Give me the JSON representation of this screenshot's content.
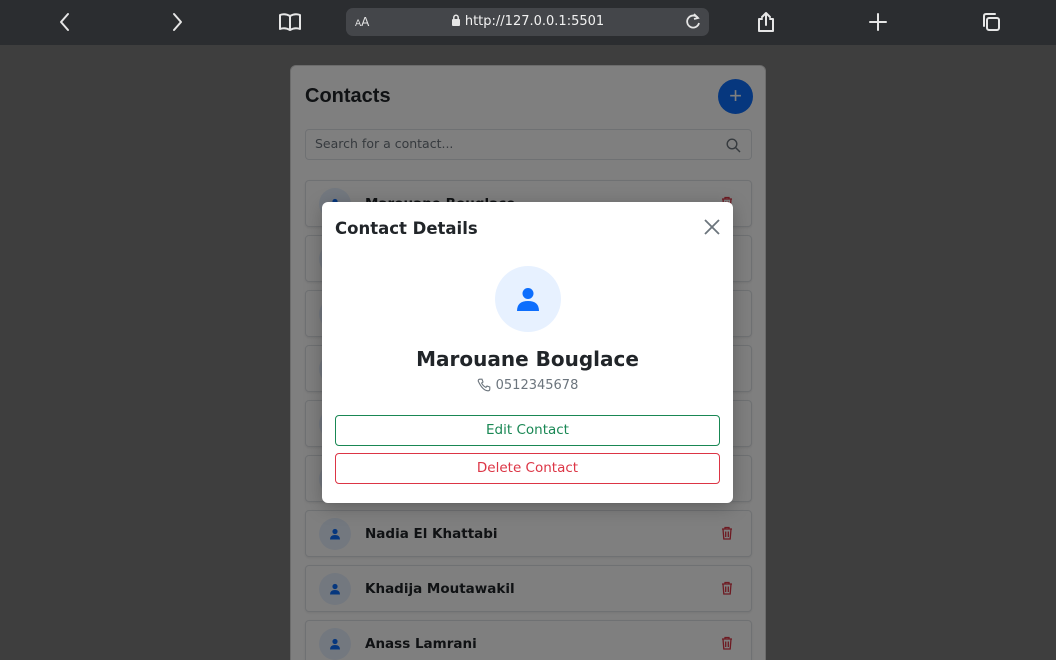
{
  "browser": {
    "reader_label_small": "A",
    "reader_label_large": "A",
    "url": "http://127.0.0.1:5501"
  },
  "app": {
    "title": "Contacts",
    "add_label": "+",
    "search_placeholder": "Search for a contact...",
    "accent_color": "#0d6efd",
    "contacts": [
      {
        "name": "Marouane Bouglace"
      },
      {
        "name": ""
      },
      {
        "name": ""
      },
      {
        "name": ""
      },
      {
        "name": ""
      },
      {
        "name": ""
      },
      {
        "name": "Nadia El Khattabi"
      },
      {
        "name": "Khadija Moutawakil"
      },
      {
        "name": "Anass Lamrani"
      }
    ]
  },
  "modal": {
    "title": "Contact Details",
    "name": "Marouane Bouglace",
    "phone": "0512345678",
    "edit_label": "Edit Contact",
    "delete_label": "Delete Contact",
    "edit_color": "#198754",
    "delete_color": "#dc3545"
  }
}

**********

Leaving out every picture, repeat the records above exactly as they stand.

Give me the JSON representation of this screenshot's content.
{
  "browser": {
    "reader_label_small": "A",
    "reader_label_large": "A",
    "url": "http://127.0.0.1:5501"
  },
  "app": {
    "title": "Contacts",
    "add_label": "+",
    "search_placeholder": "Search for a contact...",
    "accent_color": "#0d6efd",
    "contacts": [
      {
        "name": "Marouane Bouglace"
      },
      {
        "name": ""
      },
      {
        "name": ""
      },
      {
        "name": ""
      },
      {
        "name": ""
      },
      {
        "name": ""
      },
      {
        "name": "Nadia El Khattabi"
      },
      {
        "name": "Khadija Moutawakil"
      },
      {
        "name": "Anass Lamrani"
      }
    ]
  },
  "modal": {
    "title": "Contact Details",
    "name": "Marouane Bouglace",
    "phone": "0512345678",
    "edit_label": "Edit Contact",
    "delete_label": "Delete Contact",
    "edit_color": "#198754",
    "delete_color": "#dc3545"
  }
}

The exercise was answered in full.